Killing your icons

Now more than ever it appears that all of our icons have feet of clay. Why don’t we just let heroes remain heroes instead of looking for some invisible skeletons in their wardrobes?

Recently, it has become popular among the post- communist countries to look at the past as at the mutable taffeta of history and see it in a different colour. Today’s sophisticated, aggressive media delves into political dissidents’ past and sees it in black instead of white, polarizing public opinion against what were once untouchable icons of freedom.

This is the problem currently faced by Franco-Czech anti–communist writer- Milan Kundera and Lech

Milan Kundera
Milan Kundera

Walesa, the Polish Noble Prize winner who led the Soviet block’s first independent Trade Union.

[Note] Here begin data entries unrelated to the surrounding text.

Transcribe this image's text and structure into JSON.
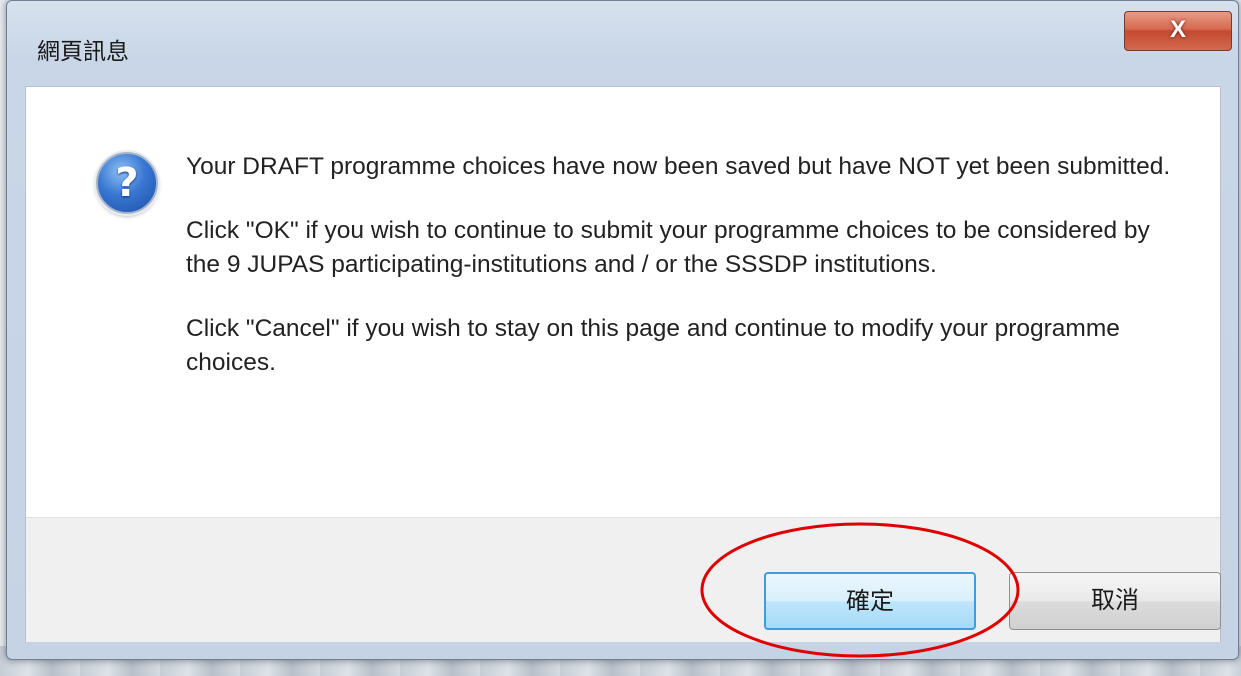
{
  "dialog": {
    "title": "網頁訊息",
    "close_glyph": "X",
    "icon": "question-icon",
    "message_paragraphs": [
      "Your DRAFT programme choices have now been saved but have NOT yet been submitted.",
      "Click \"OK\" if you wish to continue to submit your programme choices to be considered by the 9 JUPAS participating-institutions and / or the SSSDP institutions.",
      "Click \"Cancel\" if you wish to stay on this page and continue to modify your programme choices."
    ],
    "ok_label": "確定",
    "cancel_label": "取消"
  },
  "annotation": {
    "shape": "ellipse",
    "color": "#e00000",
    "target": "ok-button"
  },
  "colors": {
    "close_button": "#c34a30",
    "ok_button_border": "#3c9de3",
    "icon_blue": "#2a63c0"
  }
}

Both are currently disrespected in their own countries and accused of being a former stooge of the Communist Secret Police.

Milan Kundera is the second best known Czech in the world, after Vaclav Hava. His books have been credited with shining a light on the darkest days of communist rule in Europe. Unfortunately one month ago Kundera was embroiled in a scandal involving espionage and secret police after being accused of denouncing an agent to communist authorities in the 1950s, after which the victim narrowly avoided the death sentence, but spent almost 14 years in labour camp.

The article appeared in a reliable press source and caused shock waves through Czech and French society. The writer vehemently denied the claims, calling the attack ‘the assassination of the author’.

The aftermath of this event has been that the Czech media have constantly drawn attention to Kundera’s attitude towards his native country, saying that he was always carefully covering his tracks and visiting his homeland only incognito. They are constantly digging up past references to communism in Kundera’s speeches. Respekt’s editor-in-chief, Milan Szimeczka, recalled Kundera’s last public speech, where the author stated “the artist must be in his work as God is in creation, invisible and all-powerful; one must sense him everywhere but never see him.”`

One may wonder what the Czech media is aiming at. Is it really to do with administering justice or is it just an effort to tarnish the reputation of one of our greatest living novelists? No answer exists, all that is left is a debate. Amongst those who would not lower themselves to take place in such a debate are eleven internationally well-known writers, who came out in defence of Kundera.

What we call ‘Walesa’s casus’ is slightly different than what happened to Kundera. Walesa is a great icon, more celebrated in Western countries than in Poland, especially of late, when a large part of the Polish nation became more sceptical about Walesa’s heroism. The Polish people have been witnessing what may be called the `great humiliation`. “Exegi monumentum aere perennius.”-“I have made a monument more lasting than a bronze”, said the Roman lyrical poet- Horace.

Lech Walesa
Lech Walesa

Walesa’s monument seemed to be imperishable, however the media seem to have achieved the impossible. In June this year Poland’s Nobel Prize-winning former president was at the centre of an explosive political row following publication of a book which claims that the ex-Solidarity trade union leader worked was a secret police informer under Communism. “The Secret Police and Lech Walesa”, which was written by two historians at Poland’s Institute for National Remembrance was a success comparable with Harry Potter. People were queuing from the early hours to buy the book. The book’s launch entailed lots of reviews and interviews, thousands of questions were asked. Walesa denied everything, calling the book libellous and finally counter-attacking with his new autobiography “The way to the truth”. Once again we have to ask the same question, why would the one who was considered to be at war with communism, flirt with communism? Indeed, it is a big paradox. The leader of the revolution that brought communist rule crashing down is being accused of collaborating with Communist officials. People are asking questions which cannot be answered, but the disrespect showed to the national icon still remains and is not going to vanish.

There is an obvious comparison between those two affairs. In both cases we can ask, what are the Media trying to achieve? What or who are they aiming at? Is it an attempt to destroy the ‘Men of Iron’ and the reputations of those heroes in their native countries and overseas? Both protagonists are more famous abroad than in their motherlands. They have both been accused of crimes from decades ago. Why are these cases coming to light now if the communist archives have been available to be checked for the past 20 years?

These two affairs are not identical, but the similarity of many aspects leads the press to make various reflections. What gives us right to judge national heroes if the only basis for this are documents, which have been habitually falsified?

Evidently modern media are happy to take part in a performance which is an adaptation of Kafka’s Trial, however they would not make any attempt to check if those who take a role of Mr. K are also enjoying being involved in the show…nevertheless, the show must go on…